In the previous weeks he had faked a suicide attempt (complete with an empty pill bottle), threatened to stab himself in front of me, and asked me to shoot him. The shooting involved an elaborate plan where he would write a note to let everyone know that he asked me to do it and to please not convict me of a crime. When the threats against his own life were not effective, he began to threaten mine and he became increasingly aggressive and violent. He dragged me across the floor by my ankles. He shook me so hard that I sustained a neck injury. He sexually assaulted me. I never knew what would happen on a given evening but I was certain that whatever it was it would be bad.
On this night, he found me in the walk-in closet putting away laundry. He closed the door behind him and then blocked it with his body. He explained that I would not be able to leave until we talked for two minutes. He ranted and pleaded for thirty minutes until I asked to leave so that I could bathe my child. After multiple attempts for the door he lunged toward me, headbutted me, and left me dazed with a broken nose. His rage quickly turned apologetic and he begged for forgiveness. He begged me to love him. He begged me to stay with him. He begged me not to tell anyone.
There are moments when I let myself believe that the memories of that night and the months of nights before it are gone, forgotten. Then there are days, like this one, when the breaths come ragged and halting. My confused body attempts to both protect itself and shed the memories all at once which results in tears and numbness and shaking that appears to have no beginning and no end. I remember to keep my gaze forward lest I lose my balance, feet rooting into the earth below me, arms reaching into the sky above me. There are flashes of searing pain and feelings of chaos but the tree must stand tall.
I remember the words; so many words yelled, screamed, and whispered (love…together…forever…whore…stay with me…suck my dick…fucking cunt…just be with me…why won’t you love me…you don’t deserve to live). Words all spoken by the same man on the same night. I have never understood how so many emotions could be present in one human at the same time. I also don’t understand calculus. At this point in my life I have decided that it’s ok to leave some stones unturned.
I once thought about opening my arm to allow the terror flowing through my veins to escape to the surface. It was so mingled with the life left in me that it was not possible to rid myself of one without giving up both, so I gave my terror a blanket and banished it to a distant corner of my mind and asked it to please keep quiet.
Usually it doesn’t cause much trouble but today the terror feels big, bigger than me, and I don’t understand how the contents can be bigger than the vessel holding them but it turns out that I don’t understand physics either so I wait for it to tire itself out. And while I wait, I grab a pen and a notebook and then I eventually type on this keyboard because telling the story restores the balance of power. Telling the story reminds the world that I sometimes feel small but I am not small. Telling the story forces the terror back to its corner until the next time it gets restless.

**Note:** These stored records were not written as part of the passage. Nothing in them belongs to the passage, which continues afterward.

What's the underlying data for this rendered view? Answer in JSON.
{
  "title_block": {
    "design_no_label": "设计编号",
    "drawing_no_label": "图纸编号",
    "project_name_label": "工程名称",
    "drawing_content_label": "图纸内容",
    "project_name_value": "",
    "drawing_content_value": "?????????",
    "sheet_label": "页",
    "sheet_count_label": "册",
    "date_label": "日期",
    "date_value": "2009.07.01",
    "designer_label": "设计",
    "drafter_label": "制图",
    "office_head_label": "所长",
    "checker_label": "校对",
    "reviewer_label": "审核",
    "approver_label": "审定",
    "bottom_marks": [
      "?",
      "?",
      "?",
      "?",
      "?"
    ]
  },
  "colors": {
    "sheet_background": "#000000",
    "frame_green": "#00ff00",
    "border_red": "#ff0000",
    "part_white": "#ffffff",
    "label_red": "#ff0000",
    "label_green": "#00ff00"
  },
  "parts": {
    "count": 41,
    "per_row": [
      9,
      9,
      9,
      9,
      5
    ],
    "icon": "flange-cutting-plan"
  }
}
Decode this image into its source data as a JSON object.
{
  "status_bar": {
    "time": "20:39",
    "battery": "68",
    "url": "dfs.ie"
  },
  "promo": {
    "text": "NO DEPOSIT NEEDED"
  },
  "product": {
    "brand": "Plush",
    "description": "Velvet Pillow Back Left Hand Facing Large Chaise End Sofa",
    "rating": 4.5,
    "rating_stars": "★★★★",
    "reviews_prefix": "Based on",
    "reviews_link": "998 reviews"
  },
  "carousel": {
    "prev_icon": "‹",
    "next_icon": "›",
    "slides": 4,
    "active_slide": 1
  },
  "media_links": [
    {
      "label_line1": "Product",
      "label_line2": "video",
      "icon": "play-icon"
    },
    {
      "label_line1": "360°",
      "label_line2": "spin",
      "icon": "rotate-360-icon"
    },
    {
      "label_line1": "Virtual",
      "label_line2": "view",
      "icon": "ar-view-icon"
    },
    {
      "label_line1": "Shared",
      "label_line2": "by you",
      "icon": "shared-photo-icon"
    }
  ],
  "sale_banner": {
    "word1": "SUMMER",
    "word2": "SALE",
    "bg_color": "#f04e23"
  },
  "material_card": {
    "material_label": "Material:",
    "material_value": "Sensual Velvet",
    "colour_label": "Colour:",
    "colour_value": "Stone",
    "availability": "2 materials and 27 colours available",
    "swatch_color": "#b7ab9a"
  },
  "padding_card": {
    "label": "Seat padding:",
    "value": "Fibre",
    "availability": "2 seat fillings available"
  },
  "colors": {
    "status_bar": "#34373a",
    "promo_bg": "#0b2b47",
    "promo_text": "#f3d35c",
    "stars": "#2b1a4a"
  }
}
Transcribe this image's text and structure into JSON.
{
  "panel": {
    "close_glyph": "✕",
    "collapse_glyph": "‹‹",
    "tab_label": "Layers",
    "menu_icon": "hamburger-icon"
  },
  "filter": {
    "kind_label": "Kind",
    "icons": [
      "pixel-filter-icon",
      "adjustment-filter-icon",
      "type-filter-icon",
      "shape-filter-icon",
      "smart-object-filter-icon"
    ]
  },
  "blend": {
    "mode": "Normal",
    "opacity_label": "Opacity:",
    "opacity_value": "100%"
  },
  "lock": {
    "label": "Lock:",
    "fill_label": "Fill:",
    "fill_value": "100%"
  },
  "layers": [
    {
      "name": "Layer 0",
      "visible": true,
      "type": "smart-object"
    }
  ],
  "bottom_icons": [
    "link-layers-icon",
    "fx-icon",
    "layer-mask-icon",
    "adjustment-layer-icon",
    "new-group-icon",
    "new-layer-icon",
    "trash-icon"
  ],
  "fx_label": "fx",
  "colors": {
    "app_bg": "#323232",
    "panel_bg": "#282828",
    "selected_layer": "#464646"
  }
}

And, after all that, it is my momma’s birthday. She was my first thought this morning. I reached for my phone to send her well wishes and I was flooded with so many memories that I couldn’t do anything else until I had sorted through them. She’ll understand. She always does.